Cora's son, Francis, shows many signs of being on the autistic spectrum, at a time before the condition was recognised. How did late-Victorian society account for behaviour like his?
The frank answer is that I simply don’t know! When I began to write Francis I didn’t set out to portray a child on the autistic spectrum and so I didn’t research 19th-century child development and so on. But - like many of us, I suspect – I know and love several people with varying degrees of autism and have always been fascinated by what we think of as ‘normal’ behaviour, and how we respond to people who sit beyond that really quite arbitrary and flexible boundary. Much of what Francis does is, in the abstract, completely logical – for example, when bored he recites the Fibonacci series, and he tries to understand the world by little experiments. Neither of these things are especially odd, and in fact they are quite sensible responses to the world: they are merely unusual. I suppose I am always interested in people who won’t be comfortably categorised.
Another narrative strand in the novel is the political campaign to improve the lot of the many poor Londoners stuck in slum housing, with politicians of the time lacking much understanding or empathy. Is there any commentary intended here on the present-day gulf between the political class and ordinary working people?

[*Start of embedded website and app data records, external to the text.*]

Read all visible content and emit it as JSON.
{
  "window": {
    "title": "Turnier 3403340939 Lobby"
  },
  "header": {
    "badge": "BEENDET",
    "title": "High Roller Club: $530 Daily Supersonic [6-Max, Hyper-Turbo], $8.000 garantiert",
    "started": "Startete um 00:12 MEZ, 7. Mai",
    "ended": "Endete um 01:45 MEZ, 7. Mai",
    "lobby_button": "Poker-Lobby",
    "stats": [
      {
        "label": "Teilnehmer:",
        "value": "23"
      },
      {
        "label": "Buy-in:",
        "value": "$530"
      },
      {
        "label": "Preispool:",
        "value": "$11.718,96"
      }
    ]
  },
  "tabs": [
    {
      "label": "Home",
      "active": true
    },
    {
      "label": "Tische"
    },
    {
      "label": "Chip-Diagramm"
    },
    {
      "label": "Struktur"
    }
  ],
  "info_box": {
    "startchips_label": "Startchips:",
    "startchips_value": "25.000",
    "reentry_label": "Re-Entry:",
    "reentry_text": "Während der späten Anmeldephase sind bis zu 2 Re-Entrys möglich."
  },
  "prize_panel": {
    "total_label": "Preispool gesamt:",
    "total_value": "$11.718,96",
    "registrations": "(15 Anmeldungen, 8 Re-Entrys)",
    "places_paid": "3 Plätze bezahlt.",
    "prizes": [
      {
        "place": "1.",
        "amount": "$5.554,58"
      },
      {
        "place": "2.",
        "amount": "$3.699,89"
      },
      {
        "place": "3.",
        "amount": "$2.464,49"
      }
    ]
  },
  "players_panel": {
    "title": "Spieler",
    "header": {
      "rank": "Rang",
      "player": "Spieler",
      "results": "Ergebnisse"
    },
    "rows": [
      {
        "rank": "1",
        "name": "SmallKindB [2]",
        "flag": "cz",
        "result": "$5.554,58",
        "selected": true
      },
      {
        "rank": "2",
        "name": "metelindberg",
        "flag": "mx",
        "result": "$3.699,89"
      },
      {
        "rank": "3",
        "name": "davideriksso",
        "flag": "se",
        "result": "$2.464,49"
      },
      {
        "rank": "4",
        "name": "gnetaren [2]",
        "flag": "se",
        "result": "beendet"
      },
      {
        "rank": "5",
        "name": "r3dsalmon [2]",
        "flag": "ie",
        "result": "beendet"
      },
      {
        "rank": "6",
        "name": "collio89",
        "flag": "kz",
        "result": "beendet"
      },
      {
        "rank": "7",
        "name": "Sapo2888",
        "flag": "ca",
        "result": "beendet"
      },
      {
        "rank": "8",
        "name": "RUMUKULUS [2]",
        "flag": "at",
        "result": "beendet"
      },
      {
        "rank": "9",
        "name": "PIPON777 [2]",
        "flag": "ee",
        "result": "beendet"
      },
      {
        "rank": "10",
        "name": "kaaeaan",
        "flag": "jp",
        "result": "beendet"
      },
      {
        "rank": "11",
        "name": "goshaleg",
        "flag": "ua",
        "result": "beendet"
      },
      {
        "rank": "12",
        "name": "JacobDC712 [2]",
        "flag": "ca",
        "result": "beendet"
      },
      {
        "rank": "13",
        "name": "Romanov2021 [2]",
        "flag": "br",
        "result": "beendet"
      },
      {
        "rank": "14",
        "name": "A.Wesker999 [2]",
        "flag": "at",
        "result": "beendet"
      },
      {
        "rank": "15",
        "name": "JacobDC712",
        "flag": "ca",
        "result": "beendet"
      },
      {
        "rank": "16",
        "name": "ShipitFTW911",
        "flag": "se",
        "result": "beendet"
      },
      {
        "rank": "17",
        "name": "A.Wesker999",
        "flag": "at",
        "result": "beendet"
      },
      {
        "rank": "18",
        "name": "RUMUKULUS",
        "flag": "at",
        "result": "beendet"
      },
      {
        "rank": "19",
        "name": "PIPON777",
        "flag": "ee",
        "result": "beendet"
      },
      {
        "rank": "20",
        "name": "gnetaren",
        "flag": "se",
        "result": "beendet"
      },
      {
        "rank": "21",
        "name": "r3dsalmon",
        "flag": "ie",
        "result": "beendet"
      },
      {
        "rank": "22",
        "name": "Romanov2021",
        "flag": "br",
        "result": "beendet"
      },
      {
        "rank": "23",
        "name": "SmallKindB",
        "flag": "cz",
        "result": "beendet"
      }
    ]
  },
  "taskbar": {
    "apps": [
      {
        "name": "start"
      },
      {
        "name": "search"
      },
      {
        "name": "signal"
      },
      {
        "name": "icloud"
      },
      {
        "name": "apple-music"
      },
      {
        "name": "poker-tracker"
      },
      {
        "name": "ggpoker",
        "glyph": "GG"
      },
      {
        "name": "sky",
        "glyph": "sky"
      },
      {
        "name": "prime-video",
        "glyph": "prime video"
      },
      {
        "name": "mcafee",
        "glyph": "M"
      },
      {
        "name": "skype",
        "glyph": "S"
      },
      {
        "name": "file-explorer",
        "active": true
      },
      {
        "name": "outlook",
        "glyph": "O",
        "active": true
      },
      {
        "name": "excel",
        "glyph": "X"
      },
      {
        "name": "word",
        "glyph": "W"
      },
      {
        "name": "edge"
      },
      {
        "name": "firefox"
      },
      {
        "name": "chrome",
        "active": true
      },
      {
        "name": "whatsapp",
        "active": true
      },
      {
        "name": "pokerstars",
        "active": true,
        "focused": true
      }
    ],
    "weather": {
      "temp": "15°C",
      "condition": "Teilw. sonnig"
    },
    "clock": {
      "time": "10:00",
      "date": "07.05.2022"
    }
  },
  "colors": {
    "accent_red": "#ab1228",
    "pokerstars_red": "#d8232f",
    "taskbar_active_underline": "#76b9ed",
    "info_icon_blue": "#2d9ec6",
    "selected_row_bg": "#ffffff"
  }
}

Absolutely. What most interests me about the past is not its otherness but its sameness: when as a child I’d be taken to visit Roman forts or Norman castles, what seduced me most of all was imagining the girls of my age who’d stood where I was standing – how they too had longed to grow up, had friends and enemies, probably were always getting in trouble with their parents. I wanted to portray a late nineteenth century which was in many respects ‘modern’, rather than a sort of Victoriana theme-park of pea-soupers and smelling-salts. By the 1890s you could travel by Tube and walk along an Embankment lit by electric lights, you could have a tooth pulled under anaesthesia, join a union, read the Times, buy frozen lamb shipped over from New Zealand, and so on. I suppose the obverse of saying 'they were rather like us' is to say 'and we are rather like them', and I do fear that we are regressing to a decidedly Victorian state when it comes to housing, and a tendency to think of those who live in poverty as in some way deserving it due to a lack of virtue rather than mere ill fortune.
You're already hard at work on your next novel and hinted that it's set in Prague, where you were UNESCO City of Literature Writer-in-Residence earlier this year. Can you reveal anything else about it yet?
I am being uncharacteristically coy about this novel – not out of any sort of writerly superstition but because I am a little afraid that if I talk about it publicly someone will say, 'What?! You can’t do that!', and that would be the end of it. But I can say that, yes: it is set, largely, in contemporary Prague, and that I am moving more deeply and darkly into Gothic horror territory than I have done before. At present it has a slightly alarming epigram from the book of Ezekiel: 'An end is come, the end is come: it watcheth for thee; behold, it is come', which is as good an indicator as any of what kind of book it will be.
Sarah Perry was interviewed by Jonathan Ruppin exclusively for www.foyles.co.uk